On July 29, 2020, the Union cabinet approved the National Education Policy 2020 (NEP). The policy represents a major overhauling of pedagogical and systemic processes in Indian education, from the pre-primary level through to higher education. Among several proposed changes, such as emphasising a multidisciplinary and multilingual approach, one provision stands out: the discontinuation of the MPhil programme.
In India, a Master of Philosophy, or MPhil, can be enrolled in after completing a master’s degree such as an MA (Master of Arts) or MSc (Master of Science). It is typically a two-year course intended for those students who may not seek to pursue a PhD but still seek further knowledge development in a particular discipline, with special emphasis on research. Earlier, the MPhil programme could also serve as a bridge between master’s level courses and a PhD; however, the NEP 2020 does away with the programme, instead suggesting greater flexibility in postgraduate education. However, what does this mean for more practice-based MPhils like an MPhil in clinical psychology?
Given that the NEP document has few details on the decision to do away with MPhil degrees, we aren’t quite sure. The MPhil in clinical psychology is a programme regulated by the Rehabilitation Council of India (RCI) and offered at RCI-recognised institutions across the country. It is a two-year course that focuses on theoretical principles of clinical psychology as well as ensures experience with patients/clients in clinical setups. As per the Mental Healthcare Act (MHA, 2017), a clinical psychologist is required to hold such an MPhil to practice as a licensed clinical psychologist in India. This profile is different as compared to a psychiatrist, who is a medical professional with an MD degree specialising in psychiatry.
However, the NEP does not specifically state this as an exception to the discontinuation of MPhil programmes, leaving tremendous uncertainty for future clinical psychologists in India. There may be an opportunity here that can benefit the supply-side of mental health professionals in a country with nearly 170 million people requiring mental health care. Indeed, as the WHO data suggests, there are only 0.07 psychologists per lakh individuals in India – a number that tells much not just about the reluctance of people to seek mental health care treatment but also the lack of trained professionals in this domain.

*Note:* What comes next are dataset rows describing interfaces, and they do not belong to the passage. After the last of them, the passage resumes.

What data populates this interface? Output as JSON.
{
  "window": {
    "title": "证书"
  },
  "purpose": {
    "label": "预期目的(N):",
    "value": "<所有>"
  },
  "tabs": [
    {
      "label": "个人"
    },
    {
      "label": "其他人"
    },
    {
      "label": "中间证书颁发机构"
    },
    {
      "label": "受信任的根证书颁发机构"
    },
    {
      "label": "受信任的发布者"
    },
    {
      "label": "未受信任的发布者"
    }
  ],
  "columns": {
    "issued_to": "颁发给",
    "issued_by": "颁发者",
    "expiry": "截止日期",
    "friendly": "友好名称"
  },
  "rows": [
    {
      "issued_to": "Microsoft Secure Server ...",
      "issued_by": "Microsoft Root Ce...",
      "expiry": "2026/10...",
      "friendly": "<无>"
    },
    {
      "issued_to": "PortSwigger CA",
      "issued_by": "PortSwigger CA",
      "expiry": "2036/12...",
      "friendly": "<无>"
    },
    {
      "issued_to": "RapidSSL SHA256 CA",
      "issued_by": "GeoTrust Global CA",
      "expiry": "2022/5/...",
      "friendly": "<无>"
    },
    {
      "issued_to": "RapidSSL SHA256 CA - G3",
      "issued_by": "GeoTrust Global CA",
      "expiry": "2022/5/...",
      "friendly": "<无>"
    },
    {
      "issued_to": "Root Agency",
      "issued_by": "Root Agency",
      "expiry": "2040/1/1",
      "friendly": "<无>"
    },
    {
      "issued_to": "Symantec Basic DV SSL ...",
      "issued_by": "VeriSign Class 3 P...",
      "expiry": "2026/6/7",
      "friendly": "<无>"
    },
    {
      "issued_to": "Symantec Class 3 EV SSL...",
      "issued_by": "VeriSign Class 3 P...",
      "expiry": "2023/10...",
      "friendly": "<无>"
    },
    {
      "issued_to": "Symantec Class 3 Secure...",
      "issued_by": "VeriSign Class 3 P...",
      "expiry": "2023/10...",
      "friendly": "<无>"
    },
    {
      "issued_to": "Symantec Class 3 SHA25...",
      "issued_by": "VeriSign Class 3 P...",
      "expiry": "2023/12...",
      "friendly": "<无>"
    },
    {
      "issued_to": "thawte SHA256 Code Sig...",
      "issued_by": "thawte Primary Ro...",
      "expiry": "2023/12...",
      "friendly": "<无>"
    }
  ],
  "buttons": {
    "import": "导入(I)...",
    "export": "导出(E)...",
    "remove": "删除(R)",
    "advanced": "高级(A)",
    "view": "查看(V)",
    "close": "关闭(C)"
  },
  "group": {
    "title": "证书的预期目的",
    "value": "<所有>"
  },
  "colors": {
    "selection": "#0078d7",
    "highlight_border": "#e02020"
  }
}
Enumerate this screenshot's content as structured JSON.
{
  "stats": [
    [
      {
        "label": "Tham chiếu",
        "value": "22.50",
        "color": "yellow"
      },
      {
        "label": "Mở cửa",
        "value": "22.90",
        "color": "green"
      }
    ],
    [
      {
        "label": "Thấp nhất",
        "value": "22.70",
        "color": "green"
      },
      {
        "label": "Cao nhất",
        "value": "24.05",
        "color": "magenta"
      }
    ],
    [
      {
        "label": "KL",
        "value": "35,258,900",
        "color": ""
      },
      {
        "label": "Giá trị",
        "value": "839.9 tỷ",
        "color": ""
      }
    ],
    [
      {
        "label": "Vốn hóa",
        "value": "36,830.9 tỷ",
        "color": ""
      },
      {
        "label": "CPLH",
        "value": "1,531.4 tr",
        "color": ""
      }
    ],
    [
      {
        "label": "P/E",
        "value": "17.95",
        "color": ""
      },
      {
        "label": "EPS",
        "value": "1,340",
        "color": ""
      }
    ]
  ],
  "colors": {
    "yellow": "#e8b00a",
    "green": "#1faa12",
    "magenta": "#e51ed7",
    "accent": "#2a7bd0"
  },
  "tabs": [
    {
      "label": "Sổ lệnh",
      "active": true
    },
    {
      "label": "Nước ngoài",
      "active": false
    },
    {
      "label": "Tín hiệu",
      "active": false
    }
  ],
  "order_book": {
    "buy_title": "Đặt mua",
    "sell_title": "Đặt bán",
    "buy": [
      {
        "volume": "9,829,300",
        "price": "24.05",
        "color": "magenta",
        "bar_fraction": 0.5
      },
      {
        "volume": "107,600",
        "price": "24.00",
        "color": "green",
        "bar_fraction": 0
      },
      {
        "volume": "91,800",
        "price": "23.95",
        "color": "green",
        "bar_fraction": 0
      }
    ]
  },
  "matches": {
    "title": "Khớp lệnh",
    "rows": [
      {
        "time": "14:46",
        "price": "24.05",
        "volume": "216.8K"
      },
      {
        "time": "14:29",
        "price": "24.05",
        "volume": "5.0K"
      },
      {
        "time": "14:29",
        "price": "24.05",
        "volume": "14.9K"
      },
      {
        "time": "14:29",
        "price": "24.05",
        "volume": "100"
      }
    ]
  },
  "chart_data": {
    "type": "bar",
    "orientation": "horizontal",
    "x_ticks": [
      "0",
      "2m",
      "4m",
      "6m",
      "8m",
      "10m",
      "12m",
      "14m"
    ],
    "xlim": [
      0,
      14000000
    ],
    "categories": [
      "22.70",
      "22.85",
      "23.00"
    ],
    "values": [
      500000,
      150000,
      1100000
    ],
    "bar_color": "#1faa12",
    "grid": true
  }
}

If the NEP provision applies to all MPhil programmes, regardless of a researcher or practitioner focus, there are important implications for future clinical psychologists. The RCI may choose to widen or constrict the bottleneck that permits practitioners to refer to themselves as clinical psychologists (which does not have a one-to-one correspondence between psychologists who practice in clinical settings either way).
Initial measures have been taken by offering a Professional Diploma in Clinical Psychology (a one year course that permits the title Clinical Psychologist – Associate) as well as a PsyD in Clinical Psychology (a practice-based and hands-on doctoral programme). However, in a given year there are approximately 285 seats available for MPhils in clinical psychology at RCI-recognised institutions, making this a highly restricted cohort. Moreover, there is no publicly available information on whether those registered as clinical psychologists continue to pursue practice, potentially making the treatment gap even wider.
Although there remains uncertainty in terms of the MPhil provision, the NEP provides an initial step toward improving and streamlining higher education practices and policies, which may include those in more practice-oriented professions. The significance of providing adequate mental health care by well-trained and ideally licensed mental health practitioners is apparent, with the MHA mandating insurance coverage for mental illnesses. However, as with that mandate, issues in implementation can set back the best of policy intentions. Clarity on the MPhil in clinical psychology will come with time – till then, we should collectively consider whether that will be enough to groom early career psychologists for a population teeming with mental health concerns.
Hansika Kapoor, PhD, is a Research Author at the Department of Psychology, Monk Prayogshala. She is also a practicing psychologist (clinical).